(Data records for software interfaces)
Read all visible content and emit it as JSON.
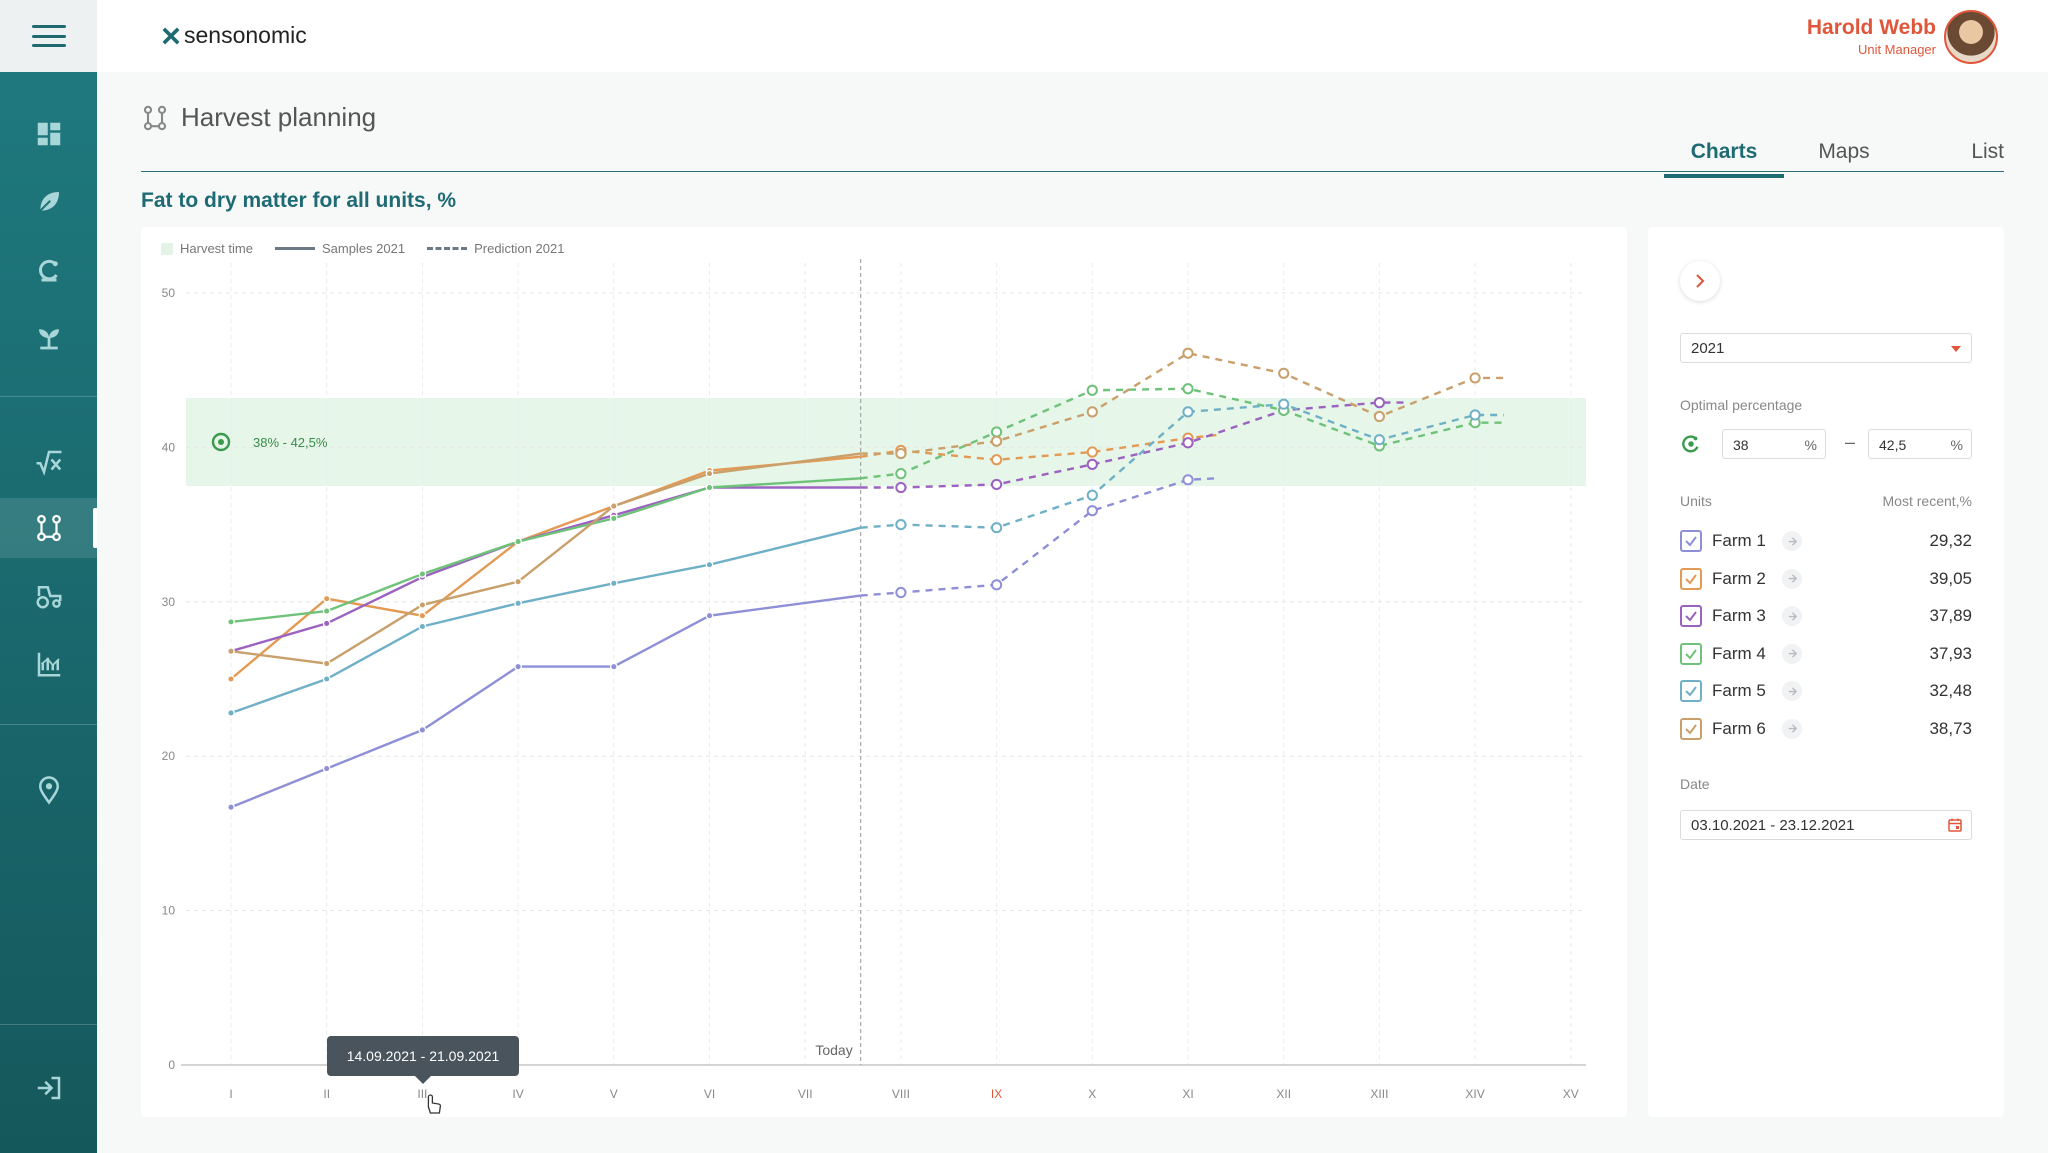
{
  "app": {
    "logo_text": "sensonomic"
  },
  "user": {
    "name": "Harold Webb",
    "role": "Unit Manager"
  },
  "page": {
    "title": "Harvest planning"
  },
  "tabs": [
    {
      "label": "Charts"
    },
    {
      "label": "Maps"
    },
    {
      "label": "List"
    }
  ],
  "section": {
    "title": "Fat to dry matter for all units, %"
  },
  "legend": {
    "harvest": "Harvest time",
    "samples": "Samples 2021",
    "prediction": "Prediction 2021"
  },
  "tooltip": {
    "text": "14.09.2021 - 21.09.2021"
  },
  "panel": {
    "year": "2021",
    "optimal_label": "Optimal percentage",
    "optimal_min": "38",
    "optimal_max": "42,5",
    "percent_sign": "%",
    "dash": "–",
    "units_label": "Units",
    "recent_label": "Most recent,%",
    "units": [
      {
        "name": "Farm 1",
        "value": "29,32",
        "color": "#8e8fd6"
      },
      {
        "name": "Farm 2",
        "value": "39,05",
        "color": "#e39a55"
      },
      {
        "name": "Farm 3",
        "value": "37,89",
        "color": "#9b62c0"
      },
      {
        "name": "Farm 4",
        "value": "37,93",
        "color": "#6fc27a"
      },
      {
        "name": "Farm 5",
        "value": "32,48",
        "color": "#6fb0c6"
      },
      {
        "name": "Farm 6",
        "value": "38,73",
        "color": "#c9a06b"
      }
    ],
    "date_label": "Date",
    "date_range": "03.10.2021 - 23.12.2021"
  },
  "chart_data": {
    "type": "line",
    "categories": [
      "I",
      "II",
      "III",
      "IV",
      "V",
      "VI",
      "VII",
      "VIII",
      "IX",
      "X",
      "XI",
      "XII",
      "XIII",
      "XIV",
      "XV"
    ],
    "highlight_category": "IX",
    "ylim": [
      0,
      50
    ],
    "yticks": [
      0,
      10,
      20,
      30,
      40,
      50
    ],
    "today_position": 6.58,
    "today_label": "Today",
    "harvest_band": {
      "from": 37.5,
      "to": 43.2,
      "label": "38% - 42,5%"
    },
    "grid": true,
    "series": [
      {
        "name": "Farm 1",
        "color": "#8e8fd6",
        "samples": [
          [
            0,
            16.7
          ],
          [
            1,
            19.2
          ],
          [
            2,
            21.7
          ],
          [
            3,
            25.8
          ],
          [
            4,
            25.8
          ],
          [
            5,
            29.1
          ],
          [
            6.58,
            30.4
          ]
        ],
        "prediction": [
          [
            6.58,
            30.4
          ],
          [
            7,
            30.6
          ],
          [
            8,
            31.1
          ],
          [
            9,
            35.9
          ],
          [
            10,
            37.9
          ],
          [
            10.3,
            38.0
          ]
        ]
      },
      {
        "name": "Farm 2",
        "color": "#e39a55",
        "samples": [
          [
            0,
            25.0
          ],
          [
            1,
            30.2
          ],
          [
            2,
            29.1
          ],
          [
            3,
            33.9
          ],
          [
            4,
            36.2
          ],
          [
            5,
            38.5
          ],
          [
            6.58,
            39.4
          ]
        ],
        "prediction": [
          [
            6.58,
            39.4
          ],
          [
            7,
            39.8
          ],
          [
            8,
            39.2
          ],
          [
            9,
            39.7
          ],
          [
            10,
            40.6
          ],
          [
            10.3,
            40.8
          ]
        ]
      },
      {
        "name": "Farm 3",
        "color": "#9b62c0",
        "samples": [
          [
            0,
            26.8
          ],
          [
            1,
            28.6
          ],
          [
            2,
            31.6
          ],
          [
            3,
            33.9
          ],
          [
            4,
            35.6
          ],
          [
            5,
            37.4
          ],
          [
            6.58,
            37.4
          ]
        ],
        "prediction": [
          [
            6.58,
            37.4
          ],
          [
            7,
            37.4
          ],
          [
            8,
            37.6
          ],
          [
            9,
            38.9
          ],
          [
            10,
            40.3
          ],
          [
            11,
            42.4
          ],
          [
            12,
            42.9
          ],
          [
            12.3,
            42.9
          ]
        ]
      },
      {
        "name": "Farm 4",
        "color": "#6fc27a",
        "samples": [
          [
            0,
            28.7
          ],
          [
            1,
            29.4
          ],
          [
            2,
            31.8
          ],
          [
            3,
            33.9
          ],
          [
            4,
            35.4
          ],
          [
            5,
            37.4
          ],
          [
            6.58,
            38.0
          ]
        ],
        "prediction": [
          [
            6.58,
            38.0
          ],
          [
            7,
            38.3
          ],
          [
            8,
            41.0
          ],
          [
            9,
            43.7
          ],
          [
            10,
            43.8
          ],
          [
            11,
            42.4
          ],
          [
            12,
            40.1
          ],
          [
            13,
            41.6
          ],
          [
            13.3,
            41.6
          ]
        ]
      },
      {
        "name": "Farm 5",
        "color": "#6fb0c6",
        "samples": [
          [
            0,
            22.8
          ],
          [
            1,
            25.0
          ],
          [
            2,
            28.4
          ],
          [
            3,
            29.9
          ],
          [
            4,
            31.2
          ],
          [
            5,
            32.4
          ],
          [
            6.58,
            34.8
          ]
        ],
        "prediction": [
          [
            6.58,
            34.8
          ],
          [
            7,
            35.0
          ],
          [
            8,
            34.8
          ],
          [
            9,
            36.9
          ],
          [
            10,
            42.3
          ],
          [
            11,
            42.8
          ],
          [
            12,
            40.5
          ],
          [
            13,
            42.1
          ],
          [
            13.3,
            42.1
          ]
        ]
      },
      {
        "name": "Farm 6",
        "color": "#c9a06b",
        "samples": [
          [
            0,
            26.8
          ],
          [
            1,
            26.0
          ],
          [
            2,
            29.8
          ],
          [
            3,
            31.3
          ],
          [
            4,
            36.2
          ],
          [
            5,
            38.3
          ],
          [
            6.58,
            39.6
          ]
        ],
        "prediction": [
          [
            6.58,
            39.6
          ],
          [
            7,
            39.6
          ],
          [
            8,
            40.4
          ],
          [
            9,
            42.3
          ],
          [
            10,
            46.1
          ],
          [
            11,
            44.8
          ],
          [
            12,
            42.0
          ],
          [
            13,
            44.5
          ],
          [
            13.3,
            44.5
          ]
        ]
      }
    ]
  }
}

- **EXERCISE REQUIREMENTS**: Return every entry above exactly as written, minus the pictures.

- **TASK ANSWER**:
Read all visible content and emit it as JSON.
{
  "app": {
    "logo_text": "sensonomic"
  },
  "user": {
    "name": "Harold Webb",
    "role": "Unit Manager"
  },
  "page": {
    "title": "Harvest planning"
  },
  "tabs": [
    {
      "label": "Charts"
    },
    {
      "label": "Maps"
    },
    {
      "label": "List"
    }
  ],
  "section": {
    "title": "Fat to dry matter for all units, %"
  },
  "legend": {
    "harvest": "Harvest time",
    "samples": "Samples 2021",
    "prediction": "Prediction 2021"
  },
  "tooltip": {
    "text": "14.09.2021 - 21.09.2021"
  },
  "panel": {
    "year": "2021",
    "optimal_label": "Optimal percentage",
    "optimal_min": "38",
    "optimal_max": "42,5",
    "percent_sign": "%",
    "dash": "–",
    "units_label": "Units",
    "recent_label": "Most recent,%",
    "units": [
      {
        "name": "Farm 1",
        "value": "29,32",
        "color": "#8e8fd6"
      },
      {
        "name": "Farm 2",
        "value": "39,05",
        "color": "#e39a55"
      },
      {
        "name": "Farm 3",
        "value": "37,89",
        "color": "#9b62c0"
      },
      {
        "name": "Farm 4",
        "value": "37,93",
        "color": "#6fc27a"
      },
      {
        "name": "Farm 5",
        "value": "32,48",
        "color": "#6fb0c6"
      },
      {
        "name": "Farm 6",
        "value": "38,73",
        "color": "#c9a06b"
      }
    ],
    "date_label": "Date",
    "date_range": "03.10.2021 - 23.12.2021"
  },
  "chart_data": {
    "type": "line",
    "categories": [
      "I",
      "II",
      "III",
      "IV",
      "V",
      "VI",
      "VII",
      "VIII",
      "IX",
      "X",
      "XI",
      "XII",
      "XIII",
      "XIV",
      "XV"
    ],
    "highlight_category": "IX",
    "ylim": [
      0,
      50
    ],
    "yticks": [
      0,
      10,
      20,
      30,
      40,
      50
    ],
    "today_position": 6.58,
    "today_label": "Today",
    "harvest_band": {
      "from": 37.5,
      "to": 43.2,
      "label": "38% - 42,5%"
    },
    "grid": true,
    "series": [
      {
        "name": "Farm 1",
        "color": "#8e8fd6",
        "samples": [
          [
            0,
            16.7
          ],
          [
            1,
            19.2
          ],
          [
            2,
            21.7
          ],
          [
            3,
            25.8
          ],
          [
            4,
            25.8
          ],
          [
            5,
            29.1
          ],
          [
            6.58,
            30.4
          ]
        ],
        "prediction": [
          [
            6.58,
            30.4
          ],
          [
            7,
            30.6
          ],
          [
            8,
            31.1
          ],
          [
            9,
            35.9
          ],
          [
            10,
            37.9
          ],
          [
            10.3,
            38.0
          ]
        ]
      },
      {
        "name": "Farm 2",
        "color": "#e39a55",
        "samples": [
          [
            0,
            25.0
          ],
          [
            1,
            30.2
          ],
          [
            2,
            29.1
          ],
          [
            3,
            33.9
          ],
          [
            4,
            36.2
          ],
          [
            5,
            38.5
          ],
          [
            6.58,
            39.4
          ]
        ],
        "prediction": [
          [
            6.58,
            39.4
          ],
          [
            7,
            39.8
          ],
          [
            8,
            39.2
          ],
          [
            9,
            39.7
          ],
          [
            10,
            40.6
          ],
          [
            10.3,
            40.8
          ]
        ]
      },
      {
        "name": "Farm 3",
        "color": "#9b62c0",
        "samples": [
          [
            0,
            26.8
          ],
          [
            1,
            28.6
          ],
          [
            2,
            31.6
          ],
          [
            3,
            33.9
          ],
          [
            4,
            35.6
          ],
          [
            5,
            37.4
          ],
          [
            6.58,
            37.4
          ]
        ],
        "prediction": [
          [
            6.58,
            37.4
          ],
          [
            7,
            37.4
          ],
          [
            8,
            37.6
          ],
          [
            9,
            38.9
          ],
          [
            10,
            40.3
          ],
          [
            11,
            42.4
          ],
          [
            12,
            42.9
          ],
          [
            12.3,
            42.9
          ]
        ]
      },
      {
        "name": "Farm 4",
        "color": "#6fc27a",
        "samples": [
          [
            0,
            28.7
          ],
          [
            1,
            29.4
          ],
          [
            2,
            31.8
          ],
          [
            3,
            33.9
          ],
          [
            4,
            35.4
          ],
          [
            5,
            37.4
          ],
          [
            6.58,
            38.0
          ]
        ],
        "prediction": [
          [
            6.58,
            38.0
          ],
          [
            7,
            38.3
          ],
          [
            8,
            41.0
          ],
          [
            9,
            43.7
          ],
          [
            10,
            43.8
          ],
          [
            11,
            42.4
          ],
          [
            12,
            40.1
          ],
          [
            13,
            41.6
          ],
          [
            13.3,
            41.6
          ]
        ]
      },
      {
        "name": "Farm 5",
        "color": "#6fb0c6",
        "samples": [
          [
            0,
            22.8
          ],
          [
            1,
            25.0
          ],
          [
            2,
            28.4
          ],
          [
            3,
            29.9
          ],
          [
            4,
            31.2
          ],
          [
            5,
            32.4
          ],
          [
            6.58,
            34.8
          ]
        ],
        "prediction": [
          [
            6.58,
            34.8
          ],
          [
            7,
            35.0
          ],
          [
            8,
            34.8
          ],
          [
            9,
            36.9
          ],
          [
            10,
            42.3
          ],
          [
            11,
            42.8
          ],
          [
            12,
            40.5
          ],
          [
            13,
            42.1
          ],
          [
            13.3,
            42.1
          ]
        ]
      },
      {
        "name": "Farm 6",
        "color": "#c9a06b",
        "samples": [
          [
            0,
            26.8
          ],
          [
            1,
            26.0
          ],
          [
            2,
            29.8
          ],
          [
            3,
            31.3
          ],
          [
            4,
            36.2
          ],
          [
            5,
            38.3
          ],
          [
            6.58,
            39.6
          ]
        ],
        "prediction": [
          [
            6.58,
            39.6
          ],
          [
            7,
            39.6
          ],
          [
            8,
            40.4
          ],
          [
            9,
            42.3
          ],
          [
            10,
            46.1
          ],
          [
            11,
            44.8
          ],
          [
            12,
            42.0
          ],
          [
            13,
            44.5
          ],
          [
            13.3,
            44.5
          ]
        ]
      }
    ]
  }
}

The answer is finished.